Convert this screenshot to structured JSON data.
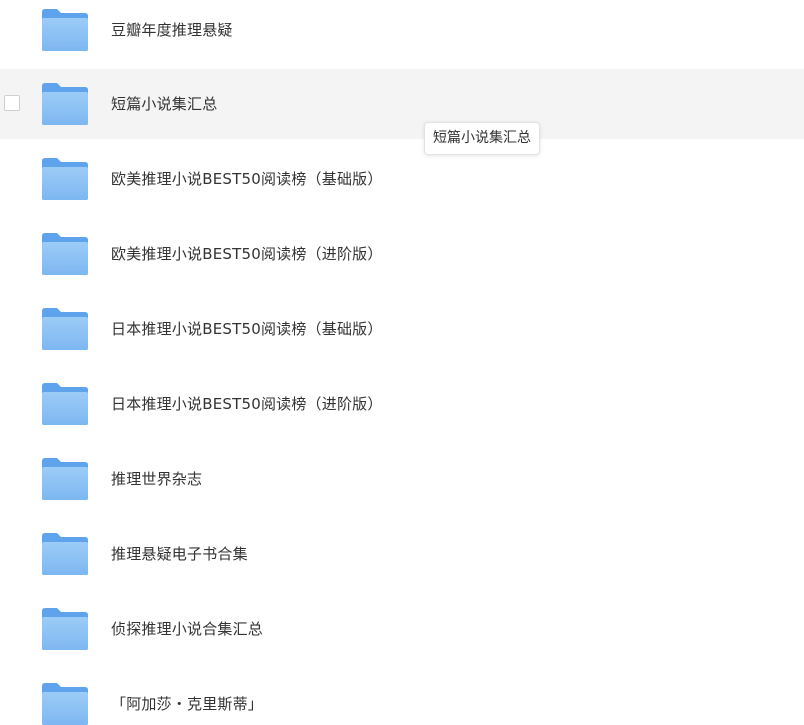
{
  "colors": {
    "folder_back": "#5ea3ec",
    "folder_front_top": "#9cccf7",
    "folder_front_bottom": "#7db7f1",
    "hover_row": "#f4f4f4",
    "text": "#333333"
  },
  "files": [
    {
      "name": "豆瓣年度推理悬疑",
      "icon": "folder-icon"
    },
    {
      "name": "短篇小说集汇总",
      "icon": "folder-icon"
    },
    {
      "name": "欧美推理小说BEST50阅读榜（基础版）",
      "icon": "folder-icon"
    },
    {
      "name": "欧美推理小说BEST50阅读榜（进阶版）",
      "icon": "folder-icon"
    },
    {
      "name": "日本推理小说BEST50阅读榜（基础版）",
      "icon": "folder-icon"
    },
    {
      "name": "日本推理小说BEST50阅读榜（进阶版）",
      "icon": "folder-icon"
    },
    {
      "name": "推理世界杂志",
      "icon": "folder-icon"
    },
    {
      "name": "推理悬疑电子书合集",
      "icon": "folder-icon"
    },
    {
      "name": "侦探推理小说合集汇总",
      "icon": "folder-icon"
    },
    {
      "name": "「阿加莎・克里斯蒂」",
      "icon": "folder-icon"
    }
  ],
  "tooltip": {
    "text": "短篇小说集汇总"
  }
}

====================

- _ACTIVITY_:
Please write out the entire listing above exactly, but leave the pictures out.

- _RESPONSE TO THE TASK_:
Convert this screenshot to structured JSON data.
{
  "colors": {
    "folder_back": "#5ea3ec",
    "folder_front_top": "#9cccf7",
    "folder_front_bottom": "#7db7f1",
    "hover_row": "#f4f4f4",
    "text": "#333333"
  },
  "files": [
    {
      "name": "豆瓣年度推理悬疑",
      "icon": "folder-icon"
    },
    {
      "name": "短篇小说集汇总",
      "icon": "folder-icon"
    },
    {
      "name": "欧美推理小说BEST50阅读榜（基础版）",
      "icon": "folder-icon"
    },
    {
      "name": "欧美推理小说BEST50阅读榜（进阶版）",
      "icon": "folder-icon"
    },
    {
      "name": "日本推理小说BEST50阅读榜（基础版）",
      "icon": "folder-icon"
    },
    {
      "name": "日本推理小说BEST50阅读榜（进阶版）",
      "icon": "folder-icon"
    },
    {
      "name": "推理世界杂志",
      "icon": "folder-icon"
    },
    {
      "name": "推理悬疑电子书合集",
      "icon": "folder-icon"
    },
    {
      "name": "侦探推理小说合集汇总",
      "icon": "folder-icon"
    },
    {
      "name": "「阿加莎・克里斯蒂」",
      "icon": "folder-icon"
    }
  ],
  "tooltip": {
    "text": "短篇小说集汇总"
  }
}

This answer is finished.